by Jerry Enoch
Editors’ Note: Jerry recently wrote a short piece on aggressive leadership following a discussion at an SOA meeting about leading a section, which involves delegation to volunteers. Jerry’s writing triggered the idea, within the Entrepreneurial Section, to call for short articles on leadership—a relevant topic to entrepreneurs and business people that lends itself to analysis from diverse angles. If there is enough interest in the project, we plan to publish the articles as a collection at the end of the year. If you want to share your ideas with us, please send articles and suggestions to Carlos Fuentes at firstname.lastname@example.org.
There are situations in which failure would be devastating. In those situations, thorough planning and caution are critical. Doing nothing might be better than failure. There are other situations, particularly those involving volunteers, in which thorough planning and caution are counter-productive. No one has the time to do the planning and the desire of the volunteers to contribute to something they believe in makes them willing to accept the possibility that the undertaking will not succeed, especially if they feel that they are part of a collegial team. In these situations, aggressive leadership will accomplish more that cautious leadership.
Aggressive leadership focuses on the potential for accomplishment. Aggressive leadership counts victories, not defeats. Short-term defeats are usually part of long-term victories. When a group generates enthusiasm about an idea, strike while the iron is hot! Don’t wait until the next meeting. Don’t ask yourself if the project can fail. Of course it can. If you get a team committed to work on the project, get them started immediately, while they have enthusiasm and inspiration. Make sure that everyone shares a common vision (stay involved until they do), and give them as much autonomy as they can handle. Make sure that they are comfortable coming to you for any help. Some projects fail because the external environment changes from what it was at the beginning of the project. So, as you monitor progress, also monitor environmental shifts. Some projects fail due to lack of resources, particularly people. Henry Siegel, FSA, once told me, “You can accomplish anything you want, as long as you find the people to do it.” As the leader, it is your responsibility to make sure that the team has adequate resources.
If you are aggressive and pursue initiatives where success is uncertain, some will fail. What you do then is important. Most likely, the team that worked on the initiative didn’t fail. If you let the team feel that they failed, and if you let others sense that the team failed, you will probably be unjust and you will reduce the pool of volunteers and the energy for future initiatives. Volunteer groups run on vision and energy. Painful memories last a long time. Don’t let your team feel that they failed.
For example, if an initiative failed due to lack of resources, you should have become very involved in securing the necessary resources, when the critical need became apparent.
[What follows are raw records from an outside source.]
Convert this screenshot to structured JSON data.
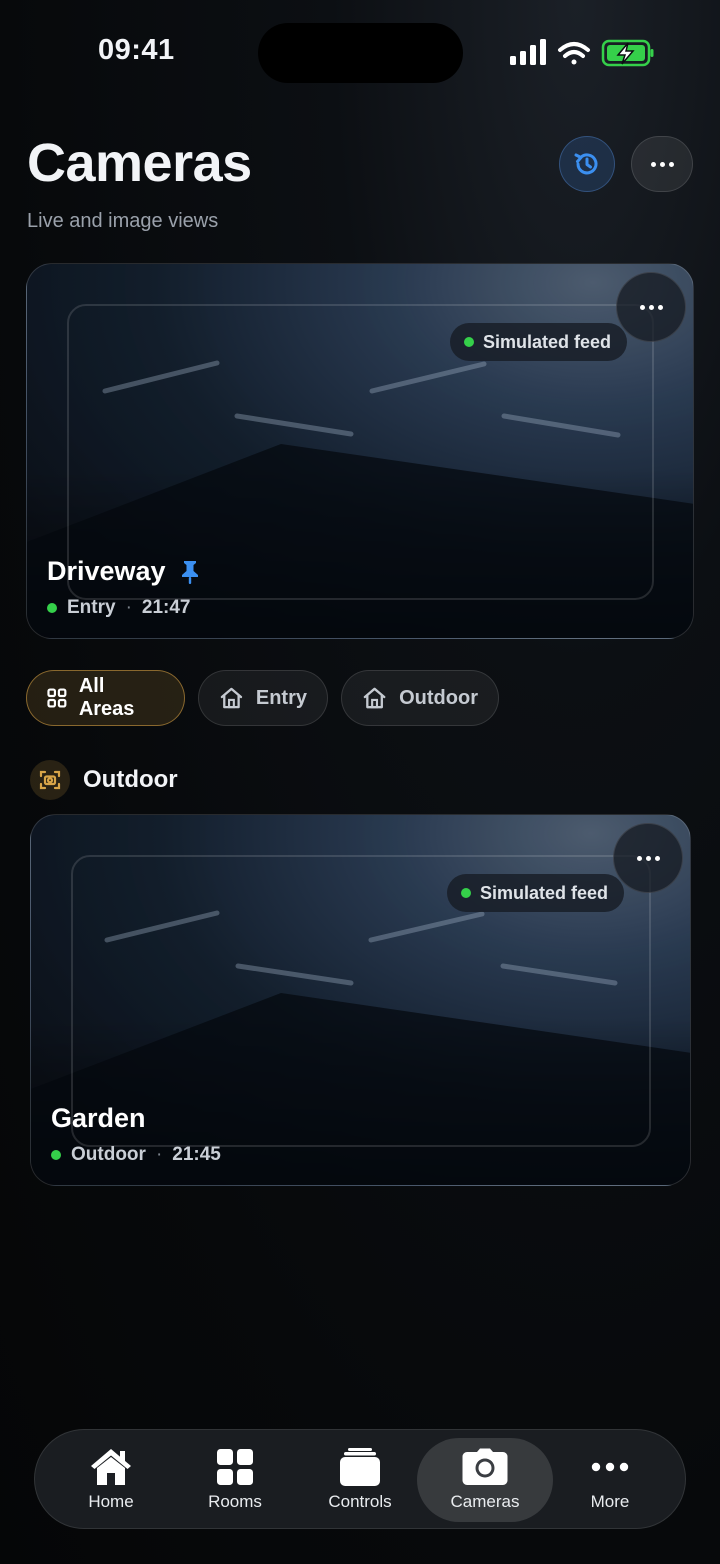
{
  "status_bar": {
    "time": "09:41"
  },
  "header": {
    "title": "Cameras",
    "subtitle": "Live and image views"
  },
  "featured_camera": {
    "name": "Driveway",
    "feed_label": "Simulated feed",
    "area": "Entry",
    "separator": "·",
    "timestamp": "21:47",
    "pinned": true
  },
  "filters": [
    {
      "label": "All Areas",
      "active": true
    },
    {
      "label": "Entry",
      "active": false
    },
    {
      "label": "Outdoor",
      "active": false
    }
  ],
  "section": {
    "title": "Outdoor",
    "cameras": [
      {
        "name": "Garden",
        "feed_label": "Simulated feed",
        "area": "Outdoor",
        "separator": "·",
        "timestamp": "21:45"
      }
    ]
  },
  "tabbar": {
    "items": [
      {
        "label": "Home"
      },
      {
        "label": "Rooms"
      },
      {
        "label": "Controls"
      },
      {
        "label": "Cameras",
        "active": true
      },
      {
        "label": "More"
      }
    ]
  },
  "colors": {
    "accent_blue": "#3b8ff0",
    "live_green": "#35d04a",
    "chip_gold": "#d8a548"
  }
}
The initiative failed because you failed to get adequate resources for the people doing the work. This does not mean that anyone was at fault. You, too, are a volunteer. Aggressive leadership takes appropriate risks, boldly pursuing a goal without studying the process completely or ensuring that the goal can be reached. The effective aggressive leader knows how the initiative is proceeding, and ensures that failure will not be debilitating. Encourage everyone during the sorrow of failure, and heal up to be ready for the next initiative. The wise leader will prepare for the next opportunity to exercise aggressive leadership.
Jerry Enoch, FSA, MAAA, MS, MBA, is vice president and chief actuary at Alfa Life Insurance Corporation. He is past chairperson of the Financial Reporting Section and the Smaller Insurance Company Section. He may be reached at email@example.com.